*** Given data Section Begins ***

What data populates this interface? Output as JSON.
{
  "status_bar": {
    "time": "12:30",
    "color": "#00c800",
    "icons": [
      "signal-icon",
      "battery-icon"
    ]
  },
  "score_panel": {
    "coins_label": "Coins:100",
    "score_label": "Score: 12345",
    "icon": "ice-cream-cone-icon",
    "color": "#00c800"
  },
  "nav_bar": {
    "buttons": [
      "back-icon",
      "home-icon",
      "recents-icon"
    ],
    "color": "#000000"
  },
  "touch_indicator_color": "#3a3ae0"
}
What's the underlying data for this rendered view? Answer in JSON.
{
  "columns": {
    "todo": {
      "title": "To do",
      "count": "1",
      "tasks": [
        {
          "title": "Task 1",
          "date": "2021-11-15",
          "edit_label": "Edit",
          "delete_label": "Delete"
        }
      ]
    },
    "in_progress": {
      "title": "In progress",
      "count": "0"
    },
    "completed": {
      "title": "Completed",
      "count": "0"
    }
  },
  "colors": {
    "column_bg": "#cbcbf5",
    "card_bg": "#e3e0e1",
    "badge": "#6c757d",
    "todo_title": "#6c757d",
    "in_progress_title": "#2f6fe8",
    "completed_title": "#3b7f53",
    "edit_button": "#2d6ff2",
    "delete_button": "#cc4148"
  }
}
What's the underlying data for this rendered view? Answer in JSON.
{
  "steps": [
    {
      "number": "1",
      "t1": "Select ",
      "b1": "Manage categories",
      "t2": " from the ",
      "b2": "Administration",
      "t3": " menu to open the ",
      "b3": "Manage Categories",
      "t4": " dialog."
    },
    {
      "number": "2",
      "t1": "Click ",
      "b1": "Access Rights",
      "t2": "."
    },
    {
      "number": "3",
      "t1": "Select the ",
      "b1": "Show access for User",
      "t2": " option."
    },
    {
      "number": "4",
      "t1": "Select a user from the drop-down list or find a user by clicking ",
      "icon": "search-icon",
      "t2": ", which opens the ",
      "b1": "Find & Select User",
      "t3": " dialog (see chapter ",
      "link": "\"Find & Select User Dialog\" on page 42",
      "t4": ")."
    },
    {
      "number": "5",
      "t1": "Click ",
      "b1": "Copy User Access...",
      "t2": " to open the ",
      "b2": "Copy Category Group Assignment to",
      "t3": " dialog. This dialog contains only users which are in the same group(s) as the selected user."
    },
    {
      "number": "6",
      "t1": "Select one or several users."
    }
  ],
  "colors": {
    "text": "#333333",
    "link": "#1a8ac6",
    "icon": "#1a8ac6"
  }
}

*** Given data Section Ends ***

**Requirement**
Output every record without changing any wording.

**Response area**
What data populates this interface? Output as JSON.
{
  "status_bar": {
    "time": "12:30",
    "color": "#00c800",
    "icons": [
      "signal-icon",
      "battery-icon"
    ]
  },
  "score_panel": {
    "coins_label": "Coins:100",
    "score_label": "Score: 12345",
    "icon": "ice-cream-cone-icon",
    "color": "#00c800"
  },
  "nav_bar": {
    "buttons": [
      "back-icon",
      "home-icon",
      "recents-icon"
    ],
    "color": "#000000"
  },
  "touch_indicator_color": "#3a3ae0"
}
What's the underlying data for this rendered view? Answer in JSON.
{
  "columns": {
    "todo": {
      "title": "To do",
      "count": "1",
      "tasks": [
        {
          "title": "Task 1",
          "date": "2021-11-15",
          "edit_label": "Edit",
          "delete_label": "Delete"
        }
      ]
    },
    "in_progress": {
      "title": "In progress",
      "count": "0"
    },
    "completed": {
      "title": "Completed",
      "count": "0"
    }
  },
  "colors": {
    "column_bg": "#cbcbf5",
    "card_bg": "#e3e0e1",
    "badge": "#6c757d",
    "todo_title": "#6c757d",
    "in_progress_title": "#2f6fe8",
    "completed_title": "#3b7f53",
    "edit_button": "#2d6ff2",
    "delete_button": "#cc4148"
  }
}
What's the underlying data for this rendered view? Answer in JSON.
{
  "steps": [
    {
      "number": "1",
      "t1": "Select ",
      "b1": "Manage categories",
      "t2": " from the ",
      "b2": "Administration",
      "t3": " menu to open the ",
      "b3": "Manage Categories",
      "t4": " dialog."
    },
    {
      "number": "2",
      "t1": "Click ",
      "b1": "Access Rights",
      "t2": "."
    },
    {
      "number": "3",
      "t1": "Select the ",
      "b1": "Show access for User",
      "t2": " option."
    },
    {
      "number": "4",
      "t1": "Select a user from the drop-down list or find a user by clicking ",
      "icon": "search-icon",
      "t2": ", which opens the ",
      "b1": "Find & Select User",
      "t3": " dialog (see chapter ",
      "link": "\"Find & Select User Dialog\" on page 42",
      "t4": ")."
    },
    {
      "number": "5",
      "t1": "Click ",
      "b1": "Copy User Access...",
      "t2": " to open the ",
      "b2": "Copy Category Group Assignment to",
      "t3": " dialog. This dialog contains only users which are in the same group(s) as the selected user."
    },
    {
      "number": "6",
      "t1": "Select one or several users."
    }
  ],
  "colors": {
    "text": "#333333",
    "link": "#1a8ac6",
    "icon": "#1a8ac6"
  }
}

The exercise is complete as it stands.